Properties to continue to become less affordable for Irish buyers - Fitch

House prices will rise 10 per cent this year, the ratings agency said

Properties will continue to become less affordable for Irish buyers this year on the back of house price inflation and low wage growth, ratings agency Fitch has said.

In its 2018 global housing and mortgage outlook Fitch forecasts Irish house prices to rise 10 per cent this year, dropping to 5 per cent in 2019. In the year to November 2017, residential property prices increased by 11.3 per cent. Fitch's 10 per cent prediction comes as some Irish economists forecast slower growth with Sherry Fitzgerald economist Marian Finnegan expecting prices to rise 8 per cent this year.

Of the 22 markets analysed by Fitch, Ireland is the only one in which property prices are expected to rise in double digits. Norway is the only country in the survey where prices are expected to drop while in the UK, Fitch expects house prices to remain flat. In fact, growth in most markets is expected to slow while risks grow as the prospect of gradually rising mortgage rates come into view.

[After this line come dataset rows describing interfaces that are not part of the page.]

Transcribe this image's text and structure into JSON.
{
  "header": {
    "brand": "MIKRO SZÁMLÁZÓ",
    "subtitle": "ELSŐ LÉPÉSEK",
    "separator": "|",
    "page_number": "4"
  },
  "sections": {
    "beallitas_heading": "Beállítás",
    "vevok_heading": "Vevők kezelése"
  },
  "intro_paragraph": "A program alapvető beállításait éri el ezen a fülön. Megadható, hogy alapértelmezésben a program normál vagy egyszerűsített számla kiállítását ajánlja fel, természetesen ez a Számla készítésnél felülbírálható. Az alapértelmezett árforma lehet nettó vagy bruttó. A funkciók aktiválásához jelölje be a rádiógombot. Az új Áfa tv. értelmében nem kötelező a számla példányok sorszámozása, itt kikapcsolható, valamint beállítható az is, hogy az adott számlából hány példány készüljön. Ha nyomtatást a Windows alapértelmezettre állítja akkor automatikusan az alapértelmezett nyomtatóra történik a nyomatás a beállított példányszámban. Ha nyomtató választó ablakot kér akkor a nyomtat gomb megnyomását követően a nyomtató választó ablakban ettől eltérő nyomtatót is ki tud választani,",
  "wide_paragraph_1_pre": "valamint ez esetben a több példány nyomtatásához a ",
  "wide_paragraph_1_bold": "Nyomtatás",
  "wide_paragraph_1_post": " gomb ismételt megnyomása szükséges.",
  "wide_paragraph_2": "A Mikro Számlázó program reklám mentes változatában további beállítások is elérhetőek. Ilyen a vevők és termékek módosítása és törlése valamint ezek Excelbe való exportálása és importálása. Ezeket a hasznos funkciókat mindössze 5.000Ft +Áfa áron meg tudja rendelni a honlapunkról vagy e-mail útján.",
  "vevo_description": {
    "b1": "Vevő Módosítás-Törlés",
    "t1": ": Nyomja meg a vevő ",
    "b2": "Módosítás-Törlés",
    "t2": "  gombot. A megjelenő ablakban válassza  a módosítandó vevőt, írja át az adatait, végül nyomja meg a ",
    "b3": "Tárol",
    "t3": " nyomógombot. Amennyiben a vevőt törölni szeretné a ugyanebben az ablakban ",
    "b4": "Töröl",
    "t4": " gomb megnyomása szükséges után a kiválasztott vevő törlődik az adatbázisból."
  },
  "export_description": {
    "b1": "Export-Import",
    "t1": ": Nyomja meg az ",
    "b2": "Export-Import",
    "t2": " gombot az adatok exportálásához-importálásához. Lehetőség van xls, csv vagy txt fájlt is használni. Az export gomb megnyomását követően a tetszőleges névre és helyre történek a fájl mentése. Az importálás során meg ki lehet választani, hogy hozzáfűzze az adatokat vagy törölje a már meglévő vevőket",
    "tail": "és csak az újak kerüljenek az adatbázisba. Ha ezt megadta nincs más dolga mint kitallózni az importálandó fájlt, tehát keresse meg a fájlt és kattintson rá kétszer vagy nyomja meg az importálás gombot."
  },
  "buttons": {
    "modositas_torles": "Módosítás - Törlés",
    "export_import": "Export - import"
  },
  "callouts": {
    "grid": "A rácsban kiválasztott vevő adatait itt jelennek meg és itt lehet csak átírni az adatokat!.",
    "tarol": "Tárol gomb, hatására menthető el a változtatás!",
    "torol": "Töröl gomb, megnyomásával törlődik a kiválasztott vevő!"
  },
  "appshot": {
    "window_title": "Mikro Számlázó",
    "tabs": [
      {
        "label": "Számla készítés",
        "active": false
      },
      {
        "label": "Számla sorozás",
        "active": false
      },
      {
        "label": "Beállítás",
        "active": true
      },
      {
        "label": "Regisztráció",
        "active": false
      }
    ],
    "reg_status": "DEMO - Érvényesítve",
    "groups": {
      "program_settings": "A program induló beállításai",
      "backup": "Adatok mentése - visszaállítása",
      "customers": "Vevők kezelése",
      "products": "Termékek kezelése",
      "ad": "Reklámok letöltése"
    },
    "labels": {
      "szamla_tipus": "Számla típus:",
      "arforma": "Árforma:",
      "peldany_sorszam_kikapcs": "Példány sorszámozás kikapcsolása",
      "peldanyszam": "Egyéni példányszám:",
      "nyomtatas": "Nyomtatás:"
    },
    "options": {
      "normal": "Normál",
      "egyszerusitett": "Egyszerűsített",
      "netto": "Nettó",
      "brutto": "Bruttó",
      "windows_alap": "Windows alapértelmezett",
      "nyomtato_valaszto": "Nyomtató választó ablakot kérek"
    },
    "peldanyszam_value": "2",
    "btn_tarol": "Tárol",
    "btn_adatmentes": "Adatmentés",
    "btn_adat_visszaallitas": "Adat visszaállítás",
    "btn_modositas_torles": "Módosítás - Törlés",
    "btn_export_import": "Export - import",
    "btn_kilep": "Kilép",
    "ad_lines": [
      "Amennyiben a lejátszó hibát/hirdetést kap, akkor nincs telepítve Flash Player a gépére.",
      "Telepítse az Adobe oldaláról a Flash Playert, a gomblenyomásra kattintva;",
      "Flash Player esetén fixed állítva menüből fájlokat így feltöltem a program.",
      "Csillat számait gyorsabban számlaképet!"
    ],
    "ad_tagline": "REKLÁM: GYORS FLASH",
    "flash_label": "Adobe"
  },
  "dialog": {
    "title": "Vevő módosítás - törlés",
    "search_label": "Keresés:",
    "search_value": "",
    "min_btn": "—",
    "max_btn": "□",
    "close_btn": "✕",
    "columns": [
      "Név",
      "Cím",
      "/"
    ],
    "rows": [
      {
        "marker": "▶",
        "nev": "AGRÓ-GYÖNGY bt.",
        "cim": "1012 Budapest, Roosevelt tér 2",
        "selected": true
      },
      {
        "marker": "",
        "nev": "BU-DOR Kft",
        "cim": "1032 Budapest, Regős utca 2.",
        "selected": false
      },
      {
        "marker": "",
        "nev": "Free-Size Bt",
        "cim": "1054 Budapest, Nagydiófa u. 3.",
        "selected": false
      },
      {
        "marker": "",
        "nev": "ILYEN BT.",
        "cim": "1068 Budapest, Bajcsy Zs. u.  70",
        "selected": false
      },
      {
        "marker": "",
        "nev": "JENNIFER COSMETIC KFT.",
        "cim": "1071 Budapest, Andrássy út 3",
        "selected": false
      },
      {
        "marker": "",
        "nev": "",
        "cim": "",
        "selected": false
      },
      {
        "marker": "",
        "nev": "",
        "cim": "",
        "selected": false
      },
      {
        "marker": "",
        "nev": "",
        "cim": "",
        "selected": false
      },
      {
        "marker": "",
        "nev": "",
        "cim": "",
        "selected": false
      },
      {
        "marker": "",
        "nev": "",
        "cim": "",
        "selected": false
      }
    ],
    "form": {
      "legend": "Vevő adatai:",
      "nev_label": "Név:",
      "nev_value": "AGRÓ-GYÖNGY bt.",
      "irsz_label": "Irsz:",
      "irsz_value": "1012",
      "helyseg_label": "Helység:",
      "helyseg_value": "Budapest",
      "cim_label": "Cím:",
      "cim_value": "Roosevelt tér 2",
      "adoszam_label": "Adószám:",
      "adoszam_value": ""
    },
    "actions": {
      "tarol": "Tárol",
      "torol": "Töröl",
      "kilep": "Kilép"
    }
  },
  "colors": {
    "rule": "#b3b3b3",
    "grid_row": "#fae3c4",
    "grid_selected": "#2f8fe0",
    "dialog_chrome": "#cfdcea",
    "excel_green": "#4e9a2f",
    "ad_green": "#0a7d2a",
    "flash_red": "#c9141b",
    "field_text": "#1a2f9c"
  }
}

"Arrears are at very low levels in most markets. They will only move in one direction as mortgage rates rise slowly due to higher policy rates and more expensive bank funding from the gradual unwinding of quantitative easing. Floating-rate loans and borrowers refinancing to new rates will be first affected," said Suzanne Albers, a senior director of structured finance at Fitch Ratings.


With house prices in Ireland expected to continue to rise, Fitch suggests fewer buyers to be able to afford to buy. New mortgage lending is expected to grow at a slower rate to previous year on the back of tight lending rules, sustained price rises and a shortage of homes.

However, it noted that “recent government initiatives aimed at encouraging supply, including stamp duty rebates on land bought for property development and vacant site levy increases may have a positive impact on lending in the long term”.

Fitch warns that all forecasts are subject to the economic fallout of Brexit, “in particular the decision regarding the eventual EU-UK trade agreement, which could have a considerable impact on the Irish economy given its reliance on the UK for exports”.

Peter Hamilton

Peter Hamilton

Peter Hamilton is a contributor to The Irish Times specialising in business